Landing point indicated in blue

The MASCOT landing site (blue).Credit: JAXA


Frieden arrest Tom Frieden, who directed the US Centers for Disease Control and Prevention from 2009 to 2017, was arrested and arraigned in New York City on 24 August. Frieden was charged with forcible touching, sex abuse and harassment, according to the New York City police department. The charges came after a 55-year-old woman filed a report with police on 7 July accusing Frieden of groping her buttocks in October 2017. On 24 August, a judge ordered Frieden to avoid contact with the alleged victim and released Frieden on his own recognizance. “The allegation does not reflect Dr. Frieden’s public or private behavior or his values over a lifetime of service to improve health around the world,” a spokesperson for Frieden said in a statement.

Science minister The Australian government appointed Karen Andrews as the minister for industry, science and technology on 26 August. Andrews was selected by the new prime minister, Scott Morrison, who took up the position two days earlier, following a leadership challenge from another minister that ousted former prime minister Malcolm Turnbull. Turnbull lost the support of his party over an energy policy that sought to reduce the cost of electricity and cut emissions. Andrews, a former engineer, was assistant science minister from September 2015 to July 2016. Science-advocacy groups say she has been a strong supporter of science and research. Her appointment also puts the position back in the government’s inner executive circle, after it was removed in December 2017.


NIH investigation The US National Institutes of Health (NIH) is investigating about half a dozen institutions with agency-funded researchers who might have failed to disclose monetary support from foreign governments. NIH director Francis Collins spoke about the investigation during a 23 August hearing before a US Senate committee. Earlier that week, the agency sent a letter warning NIH-funded institutions about attempts by foreign governments to influence US research, or to steal intellectual property and other confidential information. The NIH has also set up an advisory panel that will establish methods for accurately reporting all sources of research funding and mitigating security risks to intellectual property. Collins further encouraged institutions to meet with the US Federal Bureau of Investigation about these issues as they pertain to biomedical research.


The number of endangered species for which the US government has no recovery plans has grown steadily over the past decade, according to an analysis this month (J. W. Malcom & Y.-W. Li Conserv.

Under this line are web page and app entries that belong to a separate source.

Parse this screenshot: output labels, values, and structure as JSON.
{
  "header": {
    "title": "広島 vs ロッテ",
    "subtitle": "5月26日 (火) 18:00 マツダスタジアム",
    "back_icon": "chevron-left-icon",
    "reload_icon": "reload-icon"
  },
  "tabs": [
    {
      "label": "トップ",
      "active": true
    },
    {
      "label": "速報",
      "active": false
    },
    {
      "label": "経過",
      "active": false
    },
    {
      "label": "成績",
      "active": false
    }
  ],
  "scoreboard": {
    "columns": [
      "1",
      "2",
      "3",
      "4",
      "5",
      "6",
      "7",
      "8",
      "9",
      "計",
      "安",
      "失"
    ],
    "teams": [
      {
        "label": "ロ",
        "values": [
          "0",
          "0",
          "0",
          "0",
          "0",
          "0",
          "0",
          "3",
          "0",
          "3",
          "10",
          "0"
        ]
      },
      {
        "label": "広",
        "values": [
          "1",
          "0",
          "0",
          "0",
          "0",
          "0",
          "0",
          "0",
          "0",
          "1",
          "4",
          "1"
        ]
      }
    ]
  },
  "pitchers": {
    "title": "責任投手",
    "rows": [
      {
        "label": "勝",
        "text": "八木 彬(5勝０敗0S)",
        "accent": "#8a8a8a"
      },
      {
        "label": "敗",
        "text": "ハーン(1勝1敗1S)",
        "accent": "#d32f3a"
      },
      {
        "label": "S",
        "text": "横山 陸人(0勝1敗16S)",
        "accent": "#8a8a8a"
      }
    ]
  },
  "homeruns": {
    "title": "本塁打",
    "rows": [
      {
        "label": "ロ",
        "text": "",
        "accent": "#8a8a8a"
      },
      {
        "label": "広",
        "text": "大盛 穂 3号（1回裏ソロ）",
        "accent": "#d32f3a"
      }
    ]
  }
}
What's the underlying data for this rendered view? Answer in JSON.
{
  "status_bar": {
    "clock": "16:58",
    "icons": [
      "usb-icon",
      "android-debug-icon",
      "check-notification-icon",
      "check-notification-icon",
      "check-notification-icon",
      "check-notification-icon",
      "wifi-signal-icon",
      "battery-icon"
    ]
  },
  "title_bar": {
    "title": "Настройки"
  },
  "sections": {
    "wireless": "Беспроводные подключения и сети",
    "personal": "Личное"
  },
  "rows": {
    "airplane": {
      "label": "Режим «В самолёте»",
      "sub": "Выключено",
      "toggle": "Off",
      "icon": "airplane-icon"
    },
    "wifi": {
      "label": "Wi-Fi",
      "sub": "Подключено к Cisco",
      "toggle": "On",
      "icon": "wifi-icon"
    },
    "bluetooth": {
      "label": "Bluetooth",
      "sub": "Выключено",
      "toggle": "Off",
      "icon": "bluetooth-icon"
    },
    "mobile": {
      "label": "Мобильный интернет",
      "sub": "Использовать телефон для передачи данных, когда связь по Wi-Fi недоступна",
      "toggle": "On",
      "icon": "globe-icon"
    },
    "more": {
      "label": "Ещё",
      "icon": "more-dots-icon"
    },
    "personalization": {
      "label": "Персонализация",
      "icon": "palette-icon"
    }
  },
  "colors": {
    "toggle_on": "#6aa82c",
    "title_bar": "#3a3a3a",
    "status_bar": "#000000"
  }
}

Biol.; 2018). The plans, which are mandated under the Endangered Species Act, detail the threats against a species as well as the ‘nuts and bolts’ strategies that will help the species to recover.

Researchers used publicly available data from the US Fish and Wildlife Service and the National Marine Fisheries Service, the agencies tasked with developing recovery plans, to work out how many species lacked such safeguards and how that has changed since 1978. They found that of 1,548 eligible species, 24.5% were without a plan.

The analysis also showed that the number of plans has always lagged behind the number of species listed, but that the gap has widened since 2009, when the rate of listings increased.“There isn’t enough funding for the services to close that gap,” says lead author Jacob Malcom, a conservation biologist at Defenders of Wildlife in Washington DC. And without the plans, he says, people may be unwittingly hindering species’ recovery.